ATHENS, Texas—Like thousands of other people, Dr. Andy Gluesenkamp, Ph.D., saw news photos of a world record blue catfish in the arms of the man who caught her in January 2004.
“I was blown away by such a huge fish,” Dr. Gluesenkamp said of the 121.5-pound giant. Cody Mullennix of Howe, Texas, pulled the fish from Lake Texoma on January 16, 2004. While the fish is no longer the world record, it remains the record Texas blue catfish.
When he first saw Splash, as Mullennix named her, Dr. Gluesenkamp had no idea he would someday be involved in her story. But he works as a skeletal preparator for the Texas Natural Science Center (TNSC) in Austin, and after Splash died of unknown causes at the Texas Freshwater Fisheries Center in Athens in December 2005, her remains were sent to the Texas Natural History Collections, part of the TNSC, to be skeletonized.
In the course of his work, Dr. Gluesenkamp and his colleagues discovered the probable cause of Splash’s death: severe damage to bone in her jaw area.

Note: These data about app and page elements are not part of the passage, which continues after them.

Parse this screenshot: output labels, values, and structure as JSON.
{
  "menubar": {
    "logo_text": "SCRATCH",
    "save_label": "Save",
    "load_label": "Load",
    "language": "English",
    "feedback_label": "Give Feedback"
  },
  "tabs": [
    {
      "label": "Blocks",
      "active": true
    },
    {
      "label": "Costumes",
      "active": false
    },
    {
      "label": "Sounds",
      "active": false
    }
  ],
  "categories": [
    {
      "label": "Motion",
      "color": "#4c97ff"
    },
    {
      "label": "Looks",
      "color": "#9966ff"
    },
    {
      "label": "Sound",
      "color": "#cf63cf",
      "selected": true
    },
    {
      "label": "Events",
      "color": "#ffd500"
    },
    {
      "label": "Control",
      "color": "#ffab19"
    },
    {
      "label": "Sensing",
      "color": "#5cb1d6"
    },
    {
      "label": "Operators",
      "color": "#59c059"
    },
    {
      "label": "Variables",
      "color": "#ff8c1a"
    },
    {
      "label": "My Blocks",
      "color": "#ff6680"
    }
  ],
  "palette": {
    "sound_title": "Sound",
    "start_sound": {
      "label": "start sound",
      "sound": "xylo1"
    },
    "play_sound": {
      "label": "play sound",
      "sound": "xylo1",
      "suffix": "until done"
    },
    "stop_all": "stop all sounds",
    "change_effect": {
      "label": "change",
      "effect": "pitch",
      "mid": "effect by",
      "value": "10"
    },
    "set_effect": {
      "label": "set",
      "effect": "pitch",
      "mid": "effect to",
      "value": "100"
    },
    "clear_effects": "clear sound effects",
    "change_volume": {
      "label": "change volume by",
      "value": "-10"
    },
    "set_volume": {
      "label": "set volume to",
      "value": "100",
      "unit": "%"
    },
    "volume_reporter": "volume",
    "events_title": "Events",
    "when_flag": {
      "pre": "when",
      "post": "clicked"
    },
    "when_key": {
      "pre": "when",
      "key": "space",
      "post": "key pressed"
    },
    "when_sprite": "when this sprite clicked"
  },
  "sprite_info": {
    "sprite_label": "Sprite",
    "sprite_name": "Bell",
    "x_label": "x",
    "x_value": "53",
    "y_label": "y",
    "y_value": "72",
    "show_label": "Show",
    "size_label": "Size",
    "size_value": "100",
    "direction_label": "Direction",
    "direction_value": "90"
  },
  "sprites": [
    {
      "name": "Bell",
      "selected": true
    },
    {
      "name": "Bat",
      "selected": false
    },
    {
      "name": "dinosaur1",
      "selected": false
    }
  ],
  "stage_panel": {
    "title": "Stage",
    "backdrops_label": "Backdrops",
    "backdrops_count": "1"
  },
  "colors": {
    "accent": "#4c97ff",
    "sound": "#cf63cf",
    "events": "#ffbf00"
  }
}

“It’s hard to tell if the injury was a break that got infected, or if the bone became so infected it simply fell apart,” Dr. Gluesenkamp said. “She sustained that injury a long time ago. The bone basically rotted away. I would not be surprised if that was where she took the hook, and bacteria got inside the bone. I’m not a fish veterinarian, but I would bet dollars to doughnuts that the injury was what killed the fish.”
An examination of the bones by Dr. Dean Hendrickson, Ph.D., Curator of Ichthyology for TNSC, confirmed Gluesenkamp’s suspicions. “Andy was definitely right. Splash clearly had a nasty infection that had been festering for some time,” Dr. Hendrickson said.
Dr. Hendrickson’s analysis showed that the damage occurred in an area where two bones join. “This area is called the hyoid arch and is between the lower jaw and the gills,” he explained. “The arch is involved in creating the pumping action that keeps water flowing over the gills and the strong suction used for predatory feeding. Infection from the injury apparently penetrated the bone and consumed it. At some point blood loss would have been extensive. While we don’t know for certain that the initial injury was due to being hooked, that seems to be the most likely explanation.”
Presently Dr. Gluesenkamp and Jessica Rosales, Ichthyology Collection Manager for the Texas Natural History Collections, are working to prepare Splash’s skeleton for display at the Texas Freshwater Fisheries Center.
Following hand removal of as much flesh as possible from the bones, the skeleton was placed in plastic tubs with larvae from dermestid beetles. These flesh-eating insects, which are also found on the floor of bat caves, are the most effective way of removing all the flesh from a skeleton. “Splash probably has 5,000 to 10,000 beetles on her right now,” Dr. Gluesenkamp said. “We’ve never worked on a fish this large. We had to delay the start of work until we built up our beetle colony to be sure we had enough to do the job.”
Once Dr. Gluesenkamp and the beetles finish their work, Rosales will rearticulate the skeleton—put it back together with hot glue, posed in a lifelike position. “It takes time, patience and modeling clay in addition to lots of hot glue,” Dr. Gluesenkamp said. “I estimate it may take a week of painstaking work to put the skeleton back together.”
“It will take time, but the process is fun and is something that I really enjoy doing,” said Rosales.
“Splash had such an impact on TFFC,” said Allen Forshage, director of the East Texas facility. “Her first year here she increased our visitation by 43 percent. She was an amazing fish to look at. She would look at you eye-to-eye from her home in the dive tank. Her death saddened everyone here at the center, plus we had inquiries from around the country about her death. The findings about the hooking injury helped us understand why she died so quickly after we moved her in December 2005 because of repair work on the dive tank. We are going to add a new display which will have her replica (done by Lake Fork Taxidermy) and a really unusual display of her skeleton, thanks to the work now being done at the Texas Natural Science Center.”
Dr. Gluesenkamp said working on Splash has been the highlight of his career. “I have to say it’s been really exciting. I saw photos of that fish in the arms of the man who caught her, and to be involved with that fish two years later is a joy. I am really thankful to be able to work on a fish with celebrity status. Splash: Everyone knows her name.”